My one gripe about this was how the romance was resolved. It felt a bit rushed in the end and I was hoping for just a little more angst, conversation, and action. But I was still satisfied with where things ended up.

The overall plot about the violent Alpha and the world building as a whole really came alive for me. With some paranormal romances, I can get a bit bored with the villain and exposition, but MacTague did a great job creating a plot and world that drew me in. I would love to see more books set in this world even if they didn’t include these specific characters (but I’d really, really love to see more of these characters).

In the end, I would definitely recommend this to anyone looking for a great paranormal romance. This also works really well in the enemies-to-lovers subgenre, which I’m always a fan of.

Mary Springer reviews Calendar Girl by Georgia Beers

Calendar Girl by Georgia Beers

Addison is a complete workaholic, and in trying in earnest to prove to her mother she can take over the company, she ends up pushing herself into a stomach ulcer and being rushed to the hospital. Her mother forces her to hire a personal assistant to try to make work easier. Katie Cooper is rapidly loosing her father to dementia and is in need of money to help her mother with the bills. But Addison resents having to let Katie into her space and do her work. Meanwhile, Katie is determined to do her job and get past Addison’s cold, detached demeanor.

As someone who is a type A personality herself, as well as who is a little too familiar with Katie’s struggles with her ailing father, this book had a lot to relate to. The author clearly had done her research, and I greatly appreciated that. These parts of the book jumped off the page and really helped engage me.

I enjoyed how Addison was honestly portrayed in a way that made sense for how her employees didn’t like her, but at the same time we could understand where she was coming from. In the first chapter she has to fire two employees for acting inappropriately in the office. I could understand why they would be upset, but also understand why Addison had to do it. Sometimes when authors try to create “ice queen” characters, they either go too far to try to make them mean, or do too much to make them understandable. The author here does a great job of finding a balance.

Katie Cooper was relatable in terms of her struggles with her father, and trying to find a job that was in her major. She was very sweet and kind, but was also willing to confront Addison and call her out on her mistakes. I liked that she was able to take control of her narrative.

The kiss and sex scenes were very steamy and fun. However, the romance between the two could have been a bit more organic. There were some scenes where I was definitely rooting for them, but then some where I couldn’t find the same energy for the narrative.

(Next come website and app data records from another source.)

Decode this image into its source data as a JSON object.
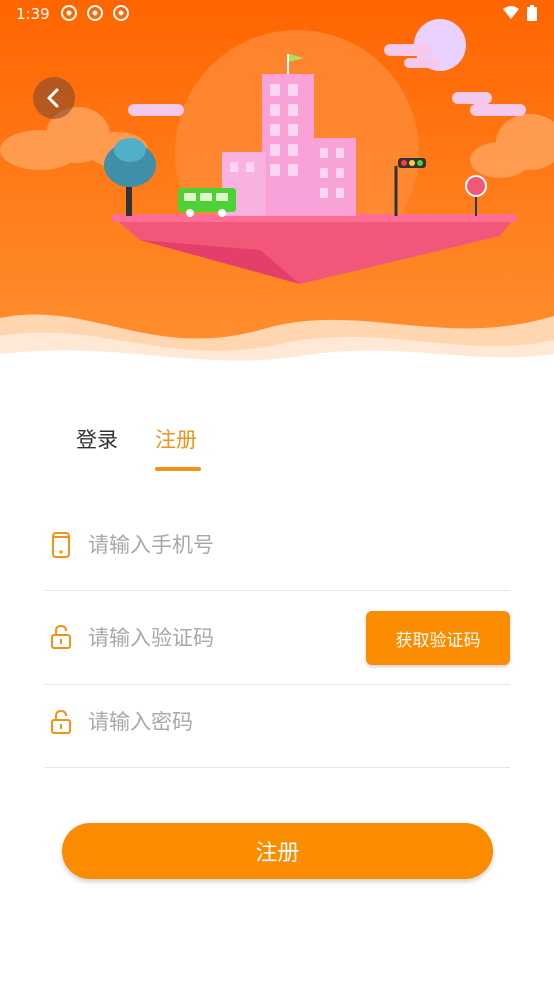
{
  "status_bar": {
    "time": "1:39",
    "left_icons": [
      "notification-icon",
      "notification-icon",
      "notification-icon"
    ],
    "right_icons": [
      "wifi-icon",
      "battery-icon"
    ]
  },
  "header": {
    "back_icon": "chevron-left-icon",
    "illustration_colors": {
      "sky_top": "#ff6a00",
      "sky_bottom": "#ff9a3c",
      "island": "#f2577a",
      "building": "#f8a2d8",
      "bus": "#4cd137"
    }
  },
  "tabs": [
    {
      "label": "登录",
      "active": false
    },
    {
      "label": "注册",
      "active": true
    }
  ],
  "form": {
    "phone": {
      "placeholder": "请输入手机号",
      "value": "",
      "icon": "phone-icon"
    },
    "code": {
      "placeholder": "请输入验证码",
      "value": "",
      "icon": "lock-icon",
      "button_label": "获取验证码"
    },
    "password": {
      "placeholder": "请输入密码",
      "value": "",
      "icon": "lock-icon"
    },
    "submit_label": "注册"
  },
  "colors": {
    "accent": "#fb8c00",
    "active_tab": "#f39216",
    "text": "#333333",
    "placeholder": "#a8a8a8",
    "divider": "#e6e6e6"
  }
}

However, my main problem was in how the conflict was resolved. Throughout the novel it felt like Addison’s mother was the antagonist to her goals. I didn’t feel like that conflict was satisfyingly dealt with. At the end I was left crying out, “But what about that? Aren’t we going to confront that person?” This also meant that Addison’s whole narrative felt unsatisfying. I like to feel triumphant at the end of a story through the character’s arcs. Addison does have character development, but she doesn’t seem to receive much reward for it.

Overall, this was a fun romance I would recommend to someone looking for a light and quick read.